formats

I ran six miles today. More or less. It was muggy and gross and I had a major case of the “don’t wannas.” I ran slowly and even stopped to walk around mile 3.5. I walked through to mile four and managed to get going again, but it was hard and miserable and unpleasant. I wanted to turn around and go home for every. Single. Mile.

And then I got to work and started poking around on the blogs. I read a lot of blogs and a fair number of them are healthy living/fitness blogs. Most of them are pretty upbeat and cheerful – one of the reasons people blog is to stay motivated and keeping upbeat seems to be a part of that.

Sometimes, though, shit gets real. Katie from Run This Amazing Day wrote a post called “It’s not all Puppies Shitting Rainbows.”

Her comments about how shitty days happen, how training is a slog and many days are more than just unpleasant, about the toll that really long races can take on your life. Granted, she’s training for an Ironman, which is VASTLY more difficult than what I’m doing, but I love her point about how we all make our choices.

I wanted to run a half-marathon, so I did. Now I want to run a marathon, and I’m going to. It’s the choice I’m going to make every day when I wake up – to follow my training plan and get to the finish line. Bad runs happen. There will be many, many more over the next six months, I’m certain. But I’m going to choose to keep going.
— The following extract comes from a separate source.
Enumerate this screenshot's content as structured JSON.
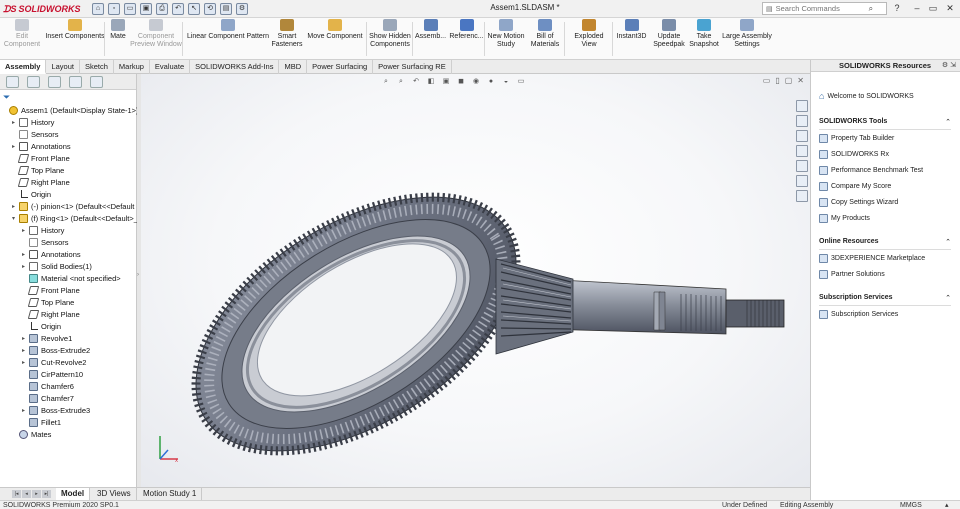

Bad runs happen. Even more than that, they’re a critical part of training. Dealing with these obstacles gives us the mental strength to deal with the problems we encounter during races. Without the runs I’ve done in pouring rain or on slippery streets or blazing hot days, I’m pretty sure I would have just given up on the hotter-than-expected race in Indy. The mental games I play with myself – dividing up a long run into parts (a half-marathon is 4-6-3 mile chunks), imagining myself being chased by zombies, whatever – give me the strength to keep running even when things aren’t ideal.

And it’s a pretty damn good life skill. It’s come in handy pretty often over the past two years. Running hasn’t just made me stronger physically. It’s made me stronger mentally and emotionally. I know what I can handle and I know that my limits are much, much further than I ever would have thought.

It’s pretty amazing and I’m incredibly grateful for every run. Even the bad ones.

 

Comments

  1. Rob Weir says:

    Megan, I’m so inspired by what you’re doing. Keep at it!

    This is an old technique, but one thing Kate and I did when we were training for the tri was to treat our laps/reps/miles/whatever as a countdown, rather than a count up. I don’t remember who told us this, but it was super effective. It’s somehow much better for me mentally to say “14 miles to go … 12 miles to go … 10 to go” than it is to count up. And, I really like your idea of dividing stuff up into chunks.

    Where is your marathon going to be?

    1. meg says:

      Thank you! I’m definitely going to keep at it. I’m lucky to really be loving what I’m doing and to have all these great trails in the area. It really made it easier to get into distance running.

      Counting backwards is definitely the way to go. I have a friend who divides the chunks up from largest to smallest – for her, a half-marathon would be 6-4-3. For me, getting started is often the hardest part, so making that first part smaller works better. I tell myself that all I have to do is run 4 miles and then I can stop. By that point, I’m in the zone (well, usually) and don’t want to stop so badly.

      Marathon Marine Corps, Oct. 28. I’m training way far out, but I really don’t want to injure myself, so getting all those base miles in now is critical.